Search the entries for the word "this". Copy every line that holds it.

[[ Exercise data, beginning ]]

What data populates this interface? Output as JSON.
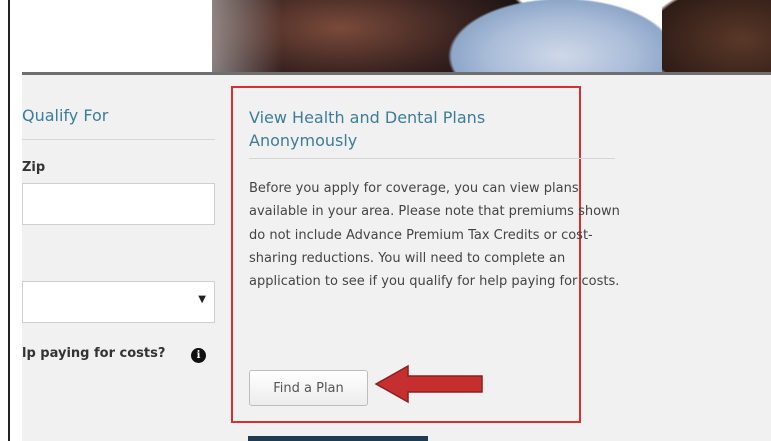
{
  "qualify": {
    "heading": "Qualify For",
    "zip_label": "Zip",
    "zip_value": "",
    "select_value": "",
    "help_label": "lp paying for costs?"
  },
  "plans": {
    "title": "View Health and Dental Plans Anonymously",
    "body": "Before you apply for coverage, you can view plans available in your area. Please note that premiums shown do not include Advance Premium Tax Credits or cost-sharing reductions. You will need to complete an application to see if you qualify for help paying for costs.",
    "button_label": "Find a Plan"
  },
  "icons": {
    "info": "info-icon",
    "caret": "chevron-down-icon",
    "arrow": "arrow-left-icon"
  },
  "colors": {
    "heading": "#3c7d9a",
    "highlight": "#d92f2f",
    "content_bg": "#f1f1f1"
  }
}
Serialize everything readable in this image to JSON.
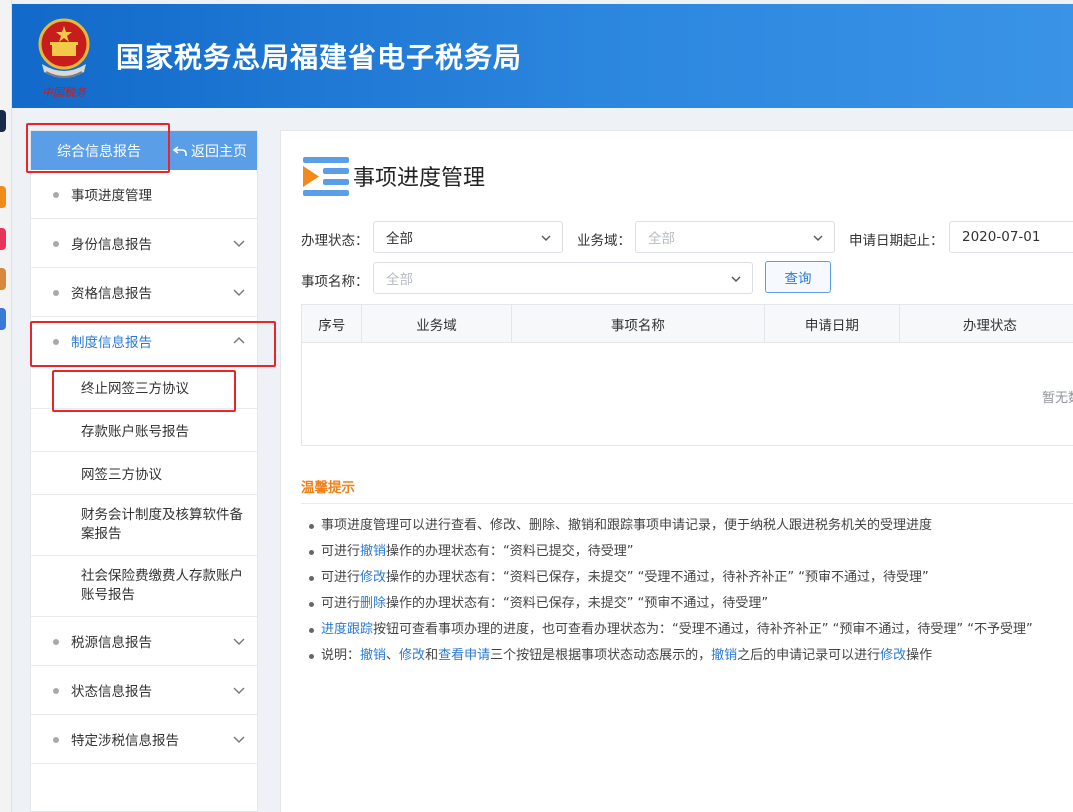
{
  "header": {
    "title": "国家税务总局福建省电子税务局",
    "logo_text": "中国税务"
  },
  "sidebar": {
    "report_tab": "综合信息报告",
    "home_link": "返回主页",
    "items": [
      {
        "label": "事项进度管理",
        "expandable": false
      },
      {
        "label": "身份信息报告",
        "expandable": true
      },
      {
        "label": "资格信息报告",
        "expandable": true
      },
      {
        "label": "制度信息报告",
        "expandable": true,
        "expanded": true,
        "children": [
          "终止网签三方协议",
          "存款账户账号报告",
          "网签三方协议",
          "财务会计制度及核算软件备案报告",
          "社会保险费缴费人存款账户账号报告"
        ]
      },
      {
        "label": "税源信息报告",
        "expandable": true
      },
      {
        "label": "状态信息报告",
        "expandable": true
      },
      {
        "label": "特定涉税信息报告",
        "expandable": true
      }
    ]
  },
  "main": {
    "title": "事项进度管理",
    "filters": {
      "status_label": "办理状态：",
      "status_value": "全部",
      "domain_label": "业务域：",
      "domain_placeholder": "全部",
      "date_label": "申请日期起止：",
      "date_value": "2020-07-01",
      "item_label": "事项名称：",
      "item_placeholder": "全部",
      "query_button": "查询"
    },
    "table": {
      "columns": [
        "序号",
        "业务域",
        "事项名称",
        "申请日期",
        "办理状态"
      ],
      "empty_text": "暂无数据"
    },
    "tips": {
      "title": "温馨提示",
      "lines": [
        [
          {
            "t": "事项进度管理可以进行查看、修改、删除、撤销和跟踪事项申请记录，便于纳税人跟进税务机关的受理进度"
          }
        ],
        [
          {
            "t": "可进行"
          },
          {
            "t": "撤销",
            "link": true
          },
          {
            "t": "操作的办理状态有：“资料已提交，待受理”"
          }
        ],
        [
          {
            "t": "可进行"
          },
          {
            "t": "修改",
            "link": true
          },
          {
            "t": "操作的办理状态有：“资料已保存，未提交”  “受理不通过，待补齐补正”  “预审不通过，待受理”"
          }
        ],
        [
          {
            "t": "可进行"
          },
          {
            "t": "删除",
            "link": true
          },
          {
            "t": "操作的办理状态有：“资料已保存，未提交”  “预审不通过，待受理”"
          }
        ],
        [
          {
            "t": "进度跟踪",
            "link": true
          },
          {
            "t": "按钮可查看事项办理的进度，也可查看办理状态为：“受理不通过，待补齐补正”  “预审不通过，待受理”  “不予受理”"
          }
        ],
        [
          {
            "t": "说明："
          },
          {
            "t": "撤销",
            "link": true
          },
          {
            "t": "、"
          },
          {
            "t": "修改",
            "link": true
          },
          {
            "t": "和"
          },
          {
            "t": "查看申请",
            "link": true
          },
          {
            "t": "三个按钮是根据事项状态动态展示的，"
          },
          {
            "t": "撤销",
            "link": true
          },
          {
            "t": "之后的申请记录可以进行"
          },
          {
            "t": "修改",
            "link": true
          },
          {
            "t": "操作"
          }
        ]
      ]
    }
  },
  "colors": {
    "header": "#2b86de",
    "accent": "#2b7ad4",
    "tip_title": "#f0801a",
    "annotation": "#e8262a"
  }
}
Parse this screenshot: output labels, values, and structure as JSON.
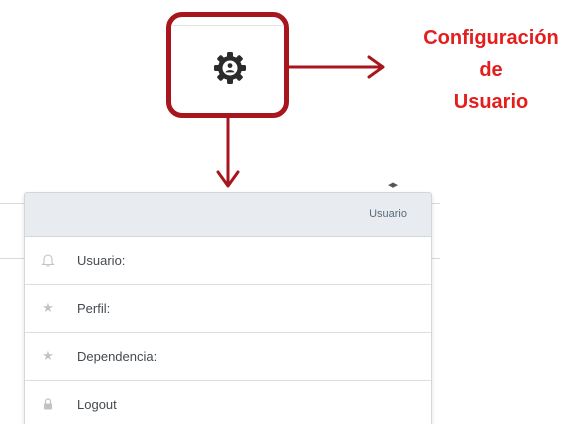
{
  "callout": {
    "line1": "Configuración",
    "line2": "de",
    "line3": "Usuario",
    "color": "#e41d1d",
    "frame_color": "#a8161d"
  },
  "gear": {
    "icon": "user-settings-gear-icon",
    "color": "#2b2b2b"
  },
  "menu": {
    "header_title": "Usuario",
    "items": [
      {
        "label": "Usuario:",
        "icon": "bell-icon"
      },
      {
        "label": "Perfil:",
        "icon": "star-icon"
      },
      {
        "label": "Dependencia:",
        "icon": "star-icon"
      },
      {
        "label": "Logout",
        "icon": "lock-icon"
      }
    ]
  }
}
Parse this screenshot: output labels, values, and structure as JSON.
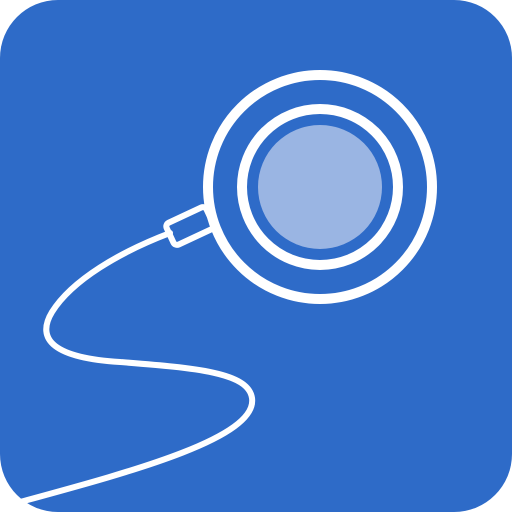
{
  "icon": {
    "name": "app-icon",
    "depicts": "round-light-on-cable-icon",
    "colors": {
      "background": "#2e6bc8",
      "stroke": "#ffffff",
      "lens": "#9ab5e3",
      "page": "#ffffff"
    }
  }
}
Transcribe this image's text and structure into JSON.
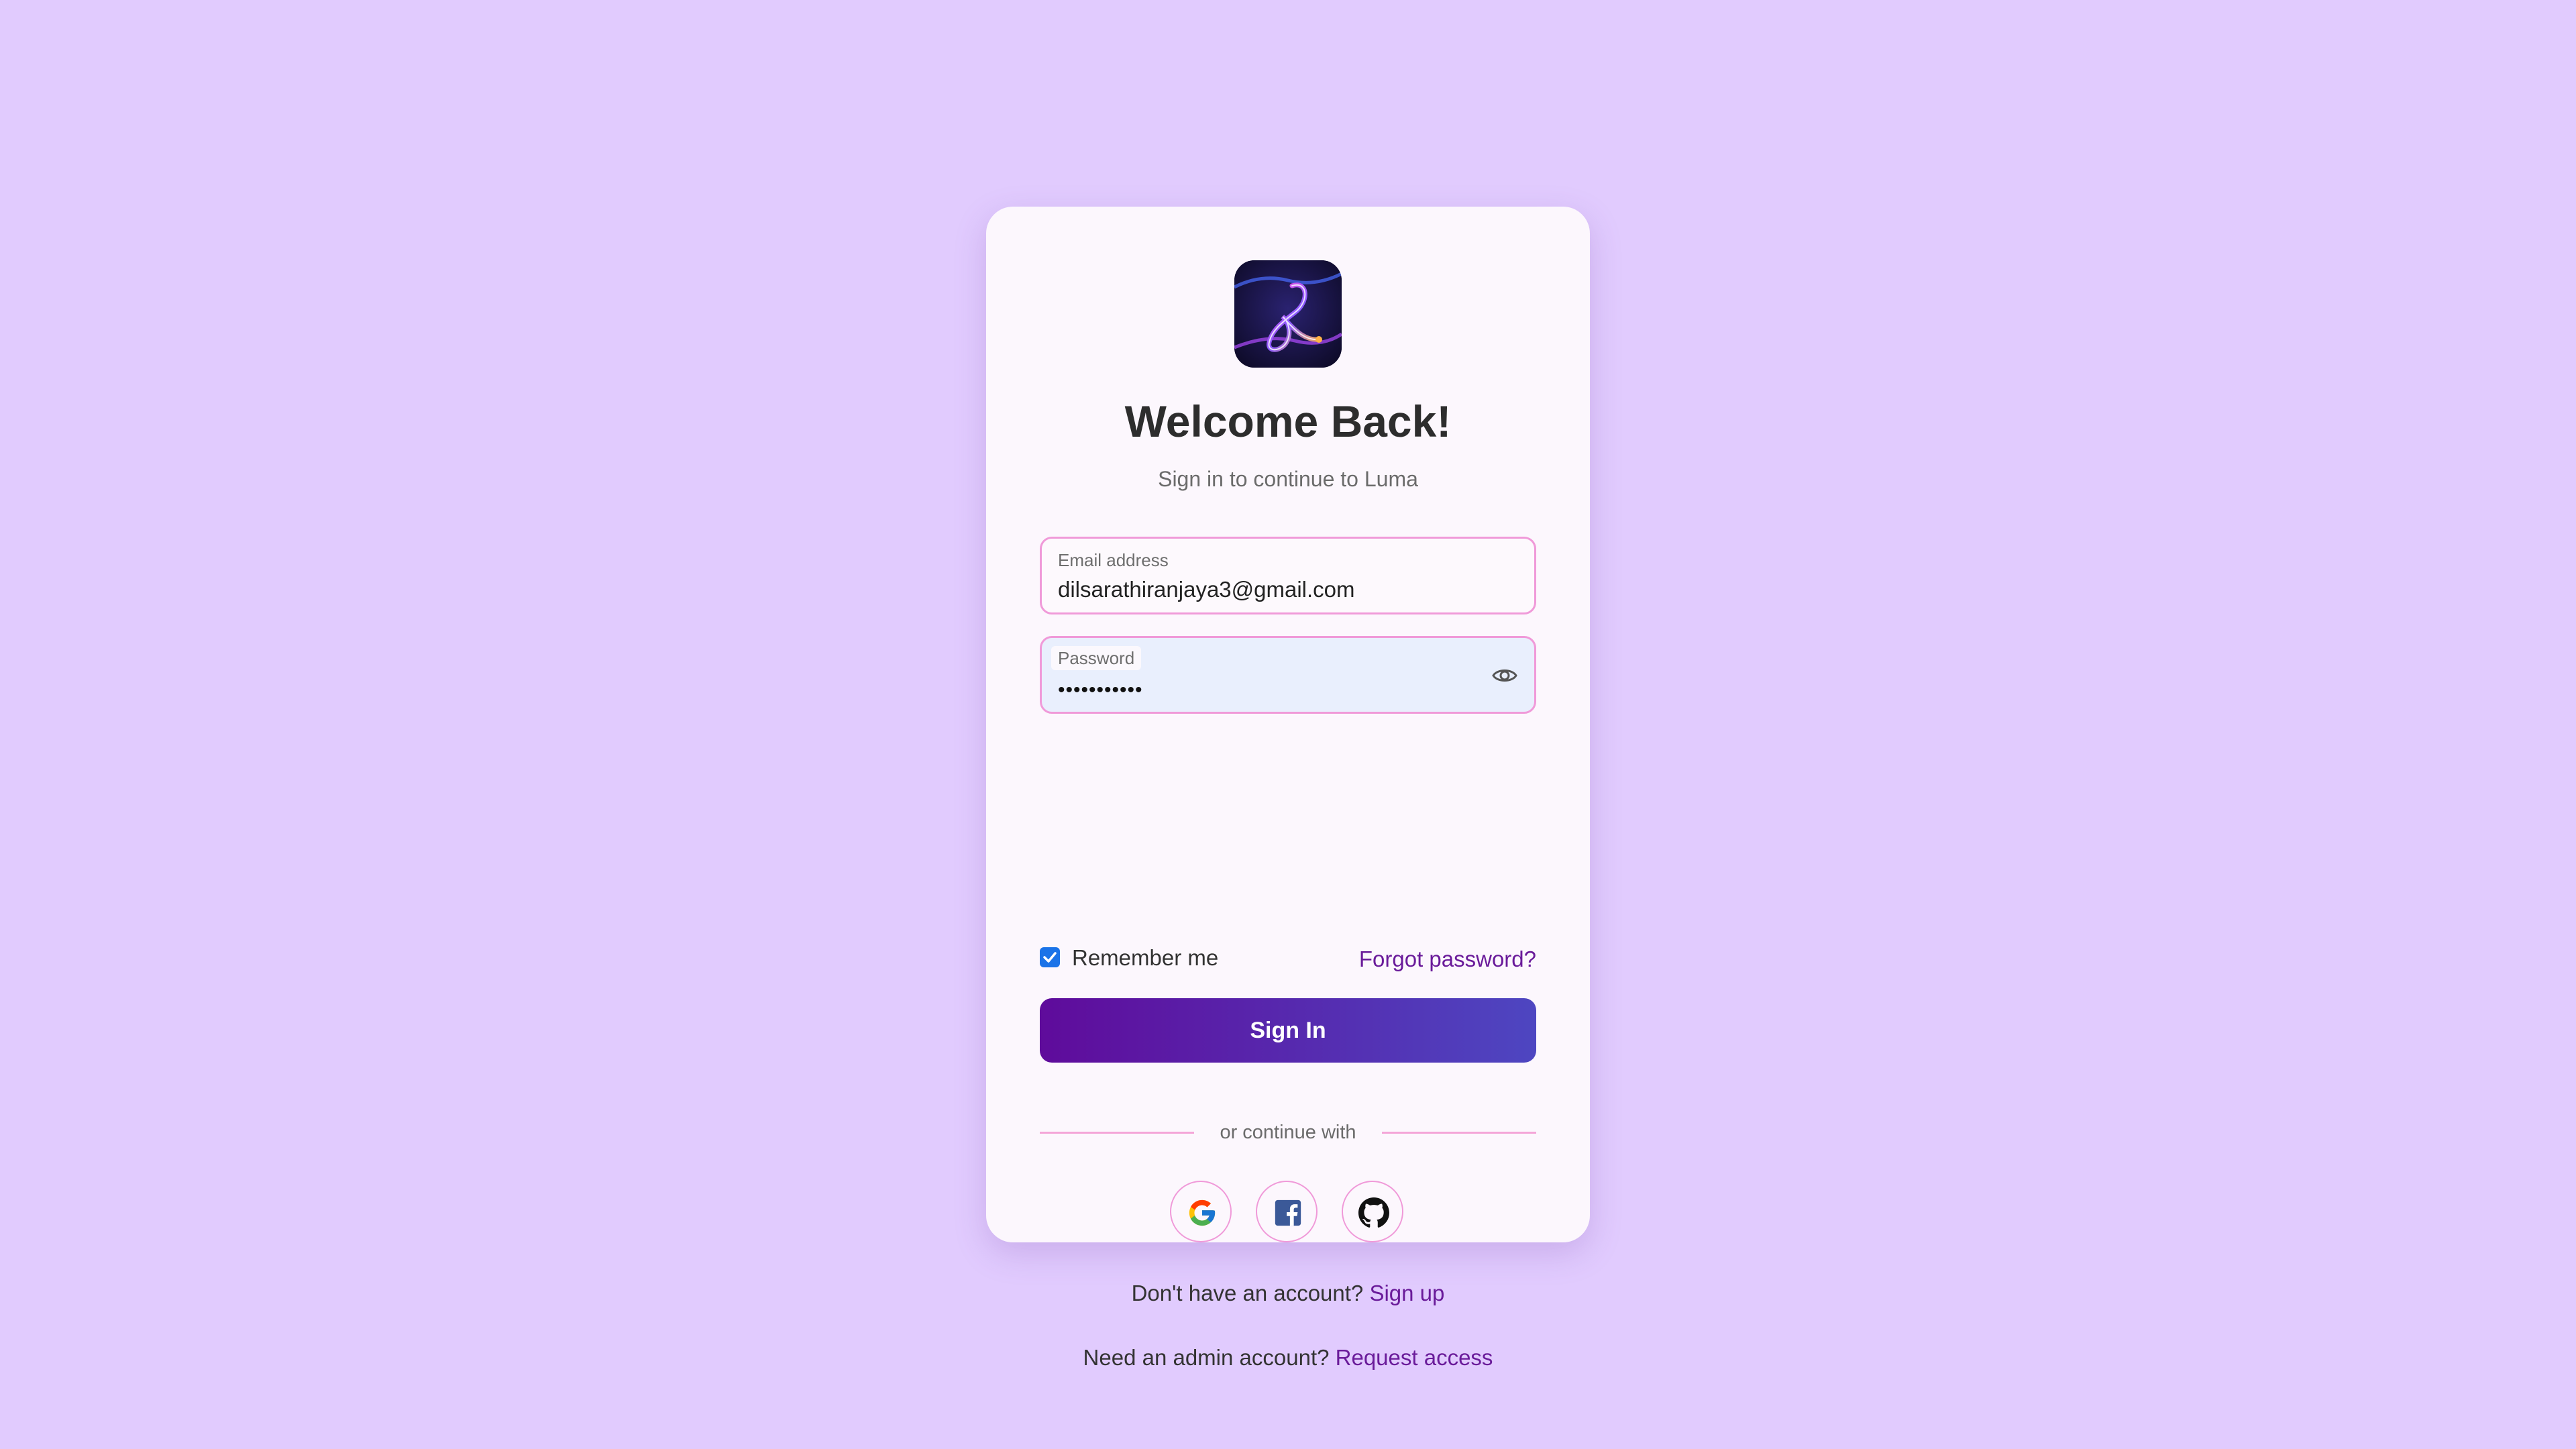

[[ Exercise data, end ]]

#### Answer to the problem:
What data populates this interface? Output as JSON.
Serialize everything readable in this image to JSON.
Parse this screenshot: output labels, values, and structure as JSON.
Parse this screenshot: output labels, values, and structure as JSON.
Transcribe this image's text and structure into JSON.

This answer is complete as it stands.